A: The biggest challenge would be the time and effort that it all takes “¦ I can tell you one thing for sure, once you have a relationship that’s based on trust, you can accomplish absolutely everything.
Q: The last year has been difficult across the board. There have been challenges for your industry, the real estate industry. What is the toughest decision or decisions you have had to make in the last year?
A: We went through some tremendous years of growth over the last ten years and the reality is, like any other business, we hadn’t expected that growth to stop.
We had set a proper foundation in place. We were moving forward and the trajectory is going (up). All of a sudden, the revenue tap shuts for three or four months. Then you realize, we better take a look at our business.
It has been a gift – because had we not been given the opportunity under the circumstances that we faced – it would be a couple of years before we reorganized our business model.
When you talked about the toughest thing, it always goes back to the people side of the business.
Because of my strong core value of stewardship, the very thing that inspires me to move forward every day is not only for myself to do well, but also for those around me to do well.
I never really thought I would be in the position where I would be asking people to either retire early or having to lay folks off.
My grandfather on my mom’s side and my grandfather on my dad’s side both ran businesses that employed generations of people and never laid anybody off. That was how I viewed myself as a corporate citizen, as somebody that would continue to provide employment to people as long as they wanted to be employed.
The reality of that is quite different and I was faced with having to make some decisions, which I found to be very tough.
I had to make some tough decisions for a few folks for the good of the many, and that allowed me to continue to move forward without really violating one of my very strong core values.
Q: Who for you has been a big inspiration, in terms of defining who you are and how you lead?
A: My uncle Mike. He rose quite quickly through the insurance industry and went on to be the CEO of a Fortune 500 company – Aetna, Inc. (NYSE: AET). I guess that’s really who shaped my leadership or helped shape my philosophy on leadership – the need to look after people as you are looking after yourself.
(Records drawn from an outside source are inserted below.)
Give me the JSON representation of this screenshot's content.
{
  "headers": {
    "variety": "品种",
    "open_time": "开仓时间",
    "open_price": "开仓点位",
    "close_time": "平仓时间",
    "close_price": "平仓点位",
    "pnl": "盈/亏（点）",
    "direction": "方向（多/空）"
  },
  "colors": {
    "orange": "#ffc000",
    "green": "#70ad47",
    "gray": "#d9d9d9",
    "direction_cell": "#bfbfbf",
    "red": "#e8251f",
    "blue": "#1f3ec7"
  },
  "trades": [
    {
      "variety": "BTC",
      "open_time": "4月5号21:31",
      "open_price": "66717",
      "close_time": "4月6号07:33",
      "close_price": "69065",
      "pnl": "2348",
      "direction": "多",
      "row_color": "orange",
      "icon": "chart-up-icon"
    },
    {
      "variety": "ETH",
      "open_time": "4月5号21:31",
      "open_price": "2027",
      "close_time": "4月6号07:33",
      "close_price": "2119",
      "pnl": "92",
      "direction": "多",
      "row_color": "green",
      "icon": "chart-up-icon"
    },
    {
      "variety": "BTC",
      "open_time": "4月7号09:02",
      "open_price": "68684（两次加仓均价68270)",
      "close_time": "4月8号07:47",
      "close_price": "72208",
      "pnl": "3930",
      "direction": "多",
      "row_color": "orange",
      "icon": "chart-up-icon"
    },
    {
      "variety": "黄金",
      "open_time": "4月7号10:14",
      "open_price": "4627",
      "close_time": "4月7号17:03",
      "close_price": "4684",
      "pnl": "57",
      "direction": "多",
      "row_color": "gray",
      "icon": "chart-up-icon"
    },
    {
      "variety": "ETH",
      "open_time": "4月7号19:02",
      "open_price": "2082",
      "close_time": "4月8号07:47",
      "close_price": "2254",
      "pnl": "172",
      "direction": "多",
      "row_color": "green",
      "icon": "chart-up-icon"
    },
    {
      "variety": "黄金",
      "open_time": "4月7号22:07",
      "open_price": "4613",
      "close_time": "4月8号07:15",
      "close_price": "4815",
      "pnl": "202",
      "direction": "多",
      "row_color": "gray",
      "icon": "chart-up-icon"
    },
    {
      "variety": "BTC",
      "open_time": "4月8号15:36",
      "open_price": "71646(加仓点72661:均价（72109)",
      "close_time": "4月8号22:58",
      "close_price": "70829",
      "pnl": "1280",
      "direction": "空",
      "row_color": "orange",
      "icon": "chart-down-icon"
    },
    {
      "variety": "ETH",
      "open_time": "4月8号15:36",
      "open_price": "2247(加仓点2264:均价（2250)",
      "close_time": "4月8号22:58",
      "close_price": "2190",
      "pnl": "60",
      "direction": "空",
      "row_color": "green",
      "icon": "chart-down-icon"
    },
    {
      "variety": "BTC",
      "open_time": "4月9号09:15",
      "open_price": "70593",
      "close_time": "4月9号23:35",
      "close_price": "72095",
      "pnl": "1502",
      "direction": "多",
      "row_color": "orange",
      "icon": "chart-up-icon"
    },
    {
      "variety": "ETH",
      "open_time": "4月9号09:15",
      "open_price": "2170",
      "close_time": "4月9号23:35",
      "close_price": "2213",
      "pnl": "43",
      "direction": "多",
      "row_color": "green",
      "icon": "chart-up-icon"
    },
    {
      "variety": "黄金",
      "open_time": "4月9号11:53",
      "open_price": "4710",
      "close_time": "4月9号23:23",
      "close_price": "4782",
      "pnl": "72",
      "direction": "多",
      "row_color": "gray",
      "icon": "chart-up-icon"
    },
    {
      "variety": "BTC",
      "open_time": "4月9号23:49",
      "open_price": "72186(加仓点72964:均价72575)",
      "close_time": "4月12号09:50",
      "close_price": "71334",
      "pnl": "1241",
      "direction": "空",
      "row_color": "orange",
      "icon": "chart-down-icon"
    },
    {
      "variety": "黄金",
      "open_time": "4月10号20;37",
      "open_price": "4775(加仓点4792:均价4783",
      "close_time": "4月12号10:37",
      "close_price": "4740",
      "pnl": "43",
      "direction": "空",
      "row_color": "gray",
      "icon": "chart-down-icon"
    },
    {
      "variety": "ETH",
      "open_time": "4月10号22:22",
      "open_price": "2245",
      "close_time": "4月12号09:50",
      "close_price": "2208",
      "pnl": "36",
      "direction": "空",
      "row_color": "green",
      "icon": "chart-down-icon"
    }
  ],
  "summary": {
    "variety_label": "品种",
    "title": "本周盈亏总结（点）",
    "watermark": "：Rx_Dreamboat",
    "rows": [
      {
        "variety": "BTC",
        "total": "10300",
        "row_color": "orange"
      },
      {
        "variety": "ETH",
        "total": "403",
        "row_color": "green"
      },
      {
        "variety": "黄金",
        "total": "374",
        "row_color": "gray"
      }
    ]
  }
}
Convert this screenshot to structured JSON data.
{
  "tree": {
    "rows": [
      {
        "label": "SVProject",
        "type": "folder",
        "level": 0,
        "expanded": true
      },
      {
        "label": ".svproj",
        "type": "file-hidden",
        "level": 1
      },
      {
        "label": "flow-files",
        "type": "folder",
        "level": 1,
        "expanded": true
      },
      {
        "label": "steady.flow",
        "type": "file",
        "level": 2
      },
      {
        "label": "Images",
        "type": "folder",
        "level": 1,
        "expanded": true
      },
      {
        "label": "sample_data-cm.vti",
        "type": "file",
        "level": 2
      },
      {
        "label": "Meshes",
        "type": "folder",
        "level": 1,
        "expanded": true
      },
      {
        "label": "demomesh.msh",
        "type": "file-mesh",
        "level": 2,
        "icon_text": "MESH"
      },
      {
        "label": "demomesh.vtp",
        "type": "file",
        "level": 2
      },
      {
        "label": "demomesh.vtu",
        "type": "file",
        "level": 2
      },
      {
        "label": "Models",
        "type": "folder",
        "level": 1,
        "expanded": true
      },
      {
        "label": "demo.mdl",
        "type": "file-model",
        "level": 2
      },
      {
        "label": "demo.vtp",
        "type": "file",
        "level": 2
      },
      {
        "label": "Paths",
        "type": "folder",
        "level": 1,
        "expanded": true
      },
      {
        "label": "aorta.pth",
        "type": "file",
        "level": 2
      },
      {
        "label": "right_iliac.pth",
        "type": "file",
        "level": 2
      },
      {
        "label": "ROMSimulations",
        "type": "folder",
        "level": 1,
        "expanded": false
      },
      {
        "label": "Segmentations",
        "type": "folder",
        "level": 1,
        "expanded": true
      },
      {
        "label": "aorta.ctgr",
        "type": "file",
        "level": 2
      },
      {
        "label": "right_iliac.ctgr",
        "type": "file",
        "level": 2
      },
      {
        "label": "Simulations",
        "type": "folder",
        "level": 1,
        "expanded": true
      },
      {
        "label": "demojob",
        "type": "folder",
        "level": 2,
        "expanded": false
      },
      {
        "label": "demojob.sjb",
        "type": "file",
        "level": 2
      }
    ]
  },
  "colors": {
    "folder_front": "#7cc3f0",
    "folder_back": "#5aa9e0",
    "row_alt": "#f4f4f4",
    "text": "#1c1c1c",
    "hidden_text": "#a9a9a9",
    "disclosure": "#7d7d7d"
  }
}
Published Thursday May 6, 2010 in the Telegraph Journal
Photo: Paul Darrow, for the Telegraph Journal